When Paul is brought before the Sanhedrin in Jerusalem to provide his defense, Paul chooses to defend Christ rather than himself. He makes no mention of the Jewish charges being brought against him. He does not try to justify his ministry. He chooses to defend Christ by recounting the narrative of his conversion to demonstrate that it was the risen Savior – Jesus Christ – who was at work in Paul, and not the will of mere human reasoning.
As Paul is sharing the story of when he met Jesus, he recalls two important questions that he asked Jesus:
Acts 22:8 (CSB) — 8 “I answered, ‘Who are you, Lord?’ “He said to me, ‘I am Jesus of Nazareth, the one you are persecuting.’
The first question that he asked Jesus is, “who are you?”
The Risen Savior cannot be recognized unless he is first revealed. After Jesus rose from the grave and appeared to his disciples, they did not recognize him until he revealed himself to them. Likewise, Paul did not recognize the very one that he was persecuting, showing that he did not understand who he was persecuting. In this question we hear Jesus’ own words upon the cross, “Father, forgive them, for they do not know what they are doing!”

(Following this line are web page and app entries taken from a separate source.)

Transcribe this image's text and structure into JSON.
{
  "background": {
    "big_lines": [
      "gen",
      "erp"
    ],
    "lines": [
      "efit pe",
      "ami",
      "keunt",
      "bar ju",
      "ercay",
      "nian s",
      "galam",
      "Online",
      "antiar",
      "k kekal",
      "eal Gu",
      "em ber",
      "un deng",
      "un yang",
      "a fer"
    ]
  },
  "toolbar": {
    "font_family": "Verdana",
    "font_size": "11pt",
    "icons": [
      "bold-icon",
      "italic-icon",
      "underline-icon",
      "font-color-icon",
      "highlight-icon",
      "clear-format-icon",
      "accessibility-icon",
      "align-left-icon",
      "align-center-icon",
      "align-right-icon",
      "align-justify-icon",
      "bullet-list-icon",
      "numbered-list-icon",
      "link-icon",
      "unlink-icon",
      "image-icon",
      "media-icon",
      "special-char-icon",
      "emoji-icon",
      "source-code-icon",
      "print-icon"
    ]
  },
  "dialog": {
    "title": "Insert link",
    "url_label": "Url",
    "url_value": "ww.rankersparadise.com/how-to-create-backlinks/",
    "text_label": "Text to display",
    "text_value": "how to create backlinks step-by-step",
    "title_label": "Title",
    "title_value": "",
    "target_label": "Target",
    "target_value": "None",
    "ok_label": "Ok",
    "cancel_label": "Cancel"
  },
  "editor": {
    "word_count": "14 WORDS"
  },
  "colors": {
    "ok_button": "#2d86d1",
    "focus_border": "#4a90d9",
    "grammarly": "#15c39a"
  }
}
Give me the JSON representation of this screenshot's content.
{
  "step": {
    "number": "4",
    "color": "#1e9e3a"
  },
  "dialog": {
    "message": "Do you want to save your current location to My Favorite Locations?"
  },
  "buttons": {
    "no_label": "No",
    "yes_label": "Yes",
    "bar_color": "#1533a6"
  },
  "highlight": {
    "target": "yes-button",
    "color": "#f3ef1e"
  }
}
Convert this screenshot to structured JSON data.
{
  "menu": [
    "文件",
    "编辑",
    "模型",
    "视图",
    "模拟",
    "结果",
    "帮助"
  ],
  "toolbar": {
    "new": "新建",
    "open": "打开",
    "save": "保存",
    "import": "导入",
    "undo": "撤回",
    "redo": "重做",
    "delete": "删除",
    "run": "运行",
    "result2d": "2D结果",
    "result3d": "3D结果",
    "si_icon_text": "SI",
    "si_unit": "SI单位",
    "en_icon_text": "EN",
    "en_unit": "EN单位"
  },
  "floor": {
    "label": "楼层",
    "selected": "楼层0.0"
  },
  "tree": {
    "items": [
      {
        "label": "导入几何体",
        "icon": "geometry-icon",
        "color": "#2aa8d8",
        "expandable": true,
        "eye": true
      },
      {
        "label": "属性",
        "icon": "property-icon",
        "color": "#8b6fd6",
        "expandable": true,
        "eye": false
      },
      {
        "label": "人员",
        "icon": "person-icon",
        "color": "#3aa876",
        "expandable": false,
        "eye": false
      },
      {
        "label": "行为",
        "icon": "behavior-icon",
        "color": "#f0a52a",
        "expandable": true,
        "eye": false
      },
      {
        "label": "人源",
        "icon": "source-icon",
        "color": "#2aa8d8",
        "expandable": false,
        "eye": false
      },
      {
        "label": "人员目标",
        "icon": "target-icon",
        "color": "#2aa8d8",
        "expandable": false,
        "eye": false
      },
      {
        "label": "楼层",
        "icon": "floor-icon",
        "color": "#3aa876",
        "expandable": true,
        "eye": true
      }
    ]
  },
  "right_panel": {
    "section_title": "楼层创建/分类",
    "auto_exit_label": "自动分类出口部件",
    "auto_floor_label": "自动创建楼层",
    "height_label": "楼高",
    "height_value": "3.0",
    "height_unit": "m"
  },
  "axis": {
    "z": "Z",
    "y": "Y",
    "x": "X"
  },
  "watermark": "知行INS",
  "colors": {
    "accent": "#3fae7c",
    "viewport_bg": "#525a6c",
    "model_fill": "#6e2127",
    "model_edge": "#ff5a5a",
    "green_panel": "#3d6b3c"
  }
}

Here we also find one of the most comforting truths of the gospel: Jesus told Paul that it was him whom Paul persecuted. Paul – known at that time as Saul – set out on the Damascus road with letters to kill Christians, and he thought that was his mission. But Paul was really persecuting Christ, the one whose Holy Spirit personally dwells in us. Whenever Paul killed even the least of Christ’s disciples who kept his word and remained in his love, Paul was directly persecuting Jesus Christ of Nazareth – a man who Paul did not understand or know.
Knowing Jesus changes everything.
However, there are many who profess to know Jesus, but they do not:
Titus 1:15–16 (CSB) — 15 To the pure, everything is pure, but to those who are defiled and unbelieving nothing is pure; in fact, both their mind and conscience are defiled. 16 They claim to know God, but they deny him by their works. They are detestable, disobedient, and unfit for any good work.
Philippians 3:18–21 (CSB) — 18 For I have often told you, and now say again with tears, that many live as enemies of the cross of Christ. 19 Their end is destruction; their god is their stomach; their glory is in their shame. They are focused on earthly things, 20 but our citizenship is in heaven, and we eagerly wait for a Savior from there, the Lord Jesus Christ. 21 He will transform the body of our humble condition into the likeness of his glorious body, by the power that enables him to subject everything to himself.
Those who are defiled in their mind and in their conscience – who live as enemies of the cross by their self-indulgent lifestyles – do not know Jesus Christ! They have exchanged the sacrifice of the cross for the pleasures of this world; they pursue luxury, comfort, and carnal pleasures rather than the joys that are to be found in the presence of Jesus Christ!
Herein is one of the flaws of our time: Jesus cannot be known unless you walk with Jesus, but many walk contrary to the way of Christ and think that they can still know him! But there can be no fellowship between the Light and darkness.
Paul – having Christ revealed to him – now asks a second question:
Acts 22:10 (CSB) — 10 “I said, ‘What should I do, Lord?’ “The Lord told me, ‘Get up and go into Damascus, and there you will be told everything that you have been assigned to do.’
The second question that he asks Jesus is “what should I do?” Once someone understands who Jesus is – Jesus being the King of kings and Lord of lords – they will understand that he comes with a purpose. Paul asked this question because he knew that his new Lord required something of him – his life – and he wanted to know what he was supposed to do now.
All too often we confess Jesus as our Lord and then live like nothing has changed. We don’t expect our Lord to make any demands of our life. But Paul knew that everything had changed for him. Now, to Paul, for him to go on living was to live for Christ and to die was gain. No longer did Paul live to please himself – that is, his fleshly desires – but he lived to please his Lord because in the presence of the Lord are the joys of the Holy Spirit!
Now is the time for you to ask, “what should I do, Lord?”
Acts 3:26 (CSB) — 26 God raised up his servant and sent him first to you to bless you by turning each of you from your evil ways.”
Galatians 3:27 (CSB) — 27 For those of you who were baptized into Christ have been clothed with Christ.
Galatians 5:16 (CSB) — 16 I say then, walk by the Spirit and you will certainly not carry out the desire of the flesh.
In the forgiveness of Christ’s blood and sacrifice, you must confess your sins and turn away from your previous way of life to live with Christ in the newness of his life. Cut off those things that are opposed to God, and grow in those things that come from him!
Be baptized into Christ so that you may be clothed by God with Christ! Then you will be dressed in his righteousness and arrayed in the splendor of holiness so that you may enter into the presence of God forever!
And live by the promise of the Holy Spirit. Walk in him by faith, being fully assured of Christ’s promise, and grow in the new life that you have through the Holy Spirit.
Have you asked, “who are you, Lord?”
Have you asked, “what should I do, Lord?”